■ Dataset records:
################

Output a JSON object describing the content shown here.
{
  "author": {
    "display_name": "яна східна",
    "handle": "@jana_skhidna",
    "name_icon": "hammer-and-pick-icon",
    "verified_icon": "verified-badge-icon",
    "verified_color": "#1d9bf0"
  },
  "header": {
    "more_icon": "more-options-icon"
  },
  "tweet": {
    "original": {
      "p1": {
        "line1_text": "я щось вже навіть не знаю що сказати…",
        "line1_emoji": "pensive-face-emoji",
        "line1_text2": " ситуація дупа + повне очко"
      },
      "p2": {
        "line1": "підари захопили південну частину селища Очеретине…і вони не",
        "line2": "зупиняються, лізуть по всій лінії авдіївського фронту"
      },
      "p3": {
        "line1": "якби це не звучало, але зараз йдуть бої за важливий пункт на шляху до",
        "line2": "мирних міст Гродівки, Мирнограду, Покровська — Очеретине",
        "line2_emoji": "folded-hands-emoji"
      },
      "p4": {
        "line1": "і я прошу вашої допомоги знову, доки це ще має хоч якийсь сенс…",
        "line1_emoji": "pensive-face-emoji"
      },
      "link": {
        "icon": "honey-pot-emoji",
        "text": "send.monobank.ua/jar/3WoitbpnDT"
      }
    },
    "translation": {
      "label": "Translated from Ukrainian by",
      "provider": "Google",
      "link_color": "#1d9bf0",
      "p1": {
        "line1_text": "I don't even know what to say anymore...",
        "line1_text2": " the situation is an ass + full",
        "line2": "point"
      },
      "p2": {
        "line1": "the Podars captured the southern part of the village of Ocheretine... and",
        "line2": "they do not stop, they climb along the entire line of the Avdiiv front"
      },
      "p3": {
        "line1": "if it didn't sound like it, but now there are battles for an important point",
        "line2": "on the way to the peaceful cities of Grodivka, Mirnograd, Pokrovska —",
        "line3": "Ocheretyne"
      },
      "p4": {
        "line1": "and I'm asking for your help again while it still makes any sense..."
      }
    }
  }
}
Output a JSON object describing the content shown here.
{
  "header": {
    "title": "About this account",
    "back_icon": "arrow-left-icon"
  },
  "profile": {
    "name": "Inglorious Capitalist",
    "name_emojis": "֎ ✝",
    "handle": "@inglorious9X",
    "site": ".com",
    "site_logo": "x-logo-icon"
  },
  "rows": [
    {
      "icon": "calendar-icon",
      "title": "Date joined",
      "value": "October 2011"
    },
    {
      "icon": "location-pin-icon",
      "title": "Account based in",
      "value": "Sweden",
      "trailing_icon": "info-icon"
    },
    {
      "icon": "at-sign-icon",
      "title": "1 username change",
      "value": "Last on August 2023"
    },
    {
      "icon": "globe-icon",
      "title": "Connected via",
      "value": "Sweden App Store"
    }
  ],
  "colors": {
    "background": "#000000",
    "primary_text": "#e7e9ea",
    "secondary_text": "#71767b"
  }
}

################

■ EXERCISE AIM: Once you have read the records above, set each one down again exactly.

■ SOLUTION:
Output a JSON object describing the content shown here.
{
  "author": {
    "display_name": "яна східна",
    "handle": "@jana_skhidna",
    "name_icon": "hammer-and-pick-icon",
    "verified_icon": "verified-badge-icon",
    "verified_color": "#1d9bf0"
  },
  "header": {
    "more_icon": "more-options-icon"
  },
  "tweet": {
    "original": {
      "p1": {
        "line1_text": "я щось вже навіть не знаю що сказати…",
        "line1_emoji": "pensive-face-emoji",
        "line1_text2": " ситуація дупа + повне очко"
      },
      "p2": {
        "line1": "підари захопили південну частину селища Очеретине…і вони не",
        "line2": "зупиняються, лізуть по всій лінії авдіївського фронту"
      },
      "p3": {
        "line1": "якби це не звучало, але зараз йдуть бої за важливий пункт на шляху до",
        "line2": "мирних міст Гродівки, Мирнограду, Покровська — Очеретине",
        "line2_emoji": "folded-hands-emoji"
      },
      "p4": {
        "line1": "і я прошу вашої допомоги знову, доки це ще має хоч якийсь сенс…",
        "line1_emoji": "pensive-face-emoji"
      },
      "link": {
        "icon": "honey-pot-emoji",
        "text": "send.monobank.ua/jar/3WoitbpnDT"
      }
    },
    "translation": {
      "label": "Translated from Ukrainian by",
      "provider": "Google",
      "link_color": "#1d9bf0",
      "p1": {
        "line1_text": "I don't even know what to say anymore...",
        "line1_text2": " the situation is an ass + full",
        "line2": "point"
      },
      "p2": {
        "line1": "the Podars captured the southern part of the village of Ocheretine... and",
        "line2": "they do not stop, they climb along the entire line of the Avdiiv front"
      },
      "p3": {
        "line1": "if it didn't sound like it, but now there are battles for an important point",
        "line2": "on the way to the peaceful cities of Grodivka, Mirnograd, Pokrovska —",
        "line3": "Ocheretyne"
      },
      "p4": {
        "line1": "and I'm asking for your help again while it still makes any sense..."
      }
    }
  }
}
Output a JSON object describing the content shown here.
{
  "header": {
    "title": "About this account",
    "back_icon": "arrow-left-icon"
  },
  "profile": {
    "name": "Inglorious Capitalist",
    "name_emojis": "֎ ✝",
    "handle": "@inglorious9X",
    "site": ".com",
    "site_logo": "x-logo-icon"
  },
  "rows": [
    {
      "icon": "calendar-icon",
      "title": "Date joined",
      "value": "October 2011"
    },
    {
      "icon": "location-pin-icon",
      "title": "Account based in",
      "value": "Sweden",
      "trailing_icon": "info-icon"
    },
    {
      "icon": "at-sign-icon",
      "title": "1 username change",
      "value": "Last on August 2023"
    },
    {
      "icon": "globe-icon",
      "title": "Connected via",
      "value": "Sweden App Store"
    }
  ],
  "colors": {
    "background": "#000000",
    "primary_text": "#e7e9ea",
    "secondary_text": "#71767b"
  }
}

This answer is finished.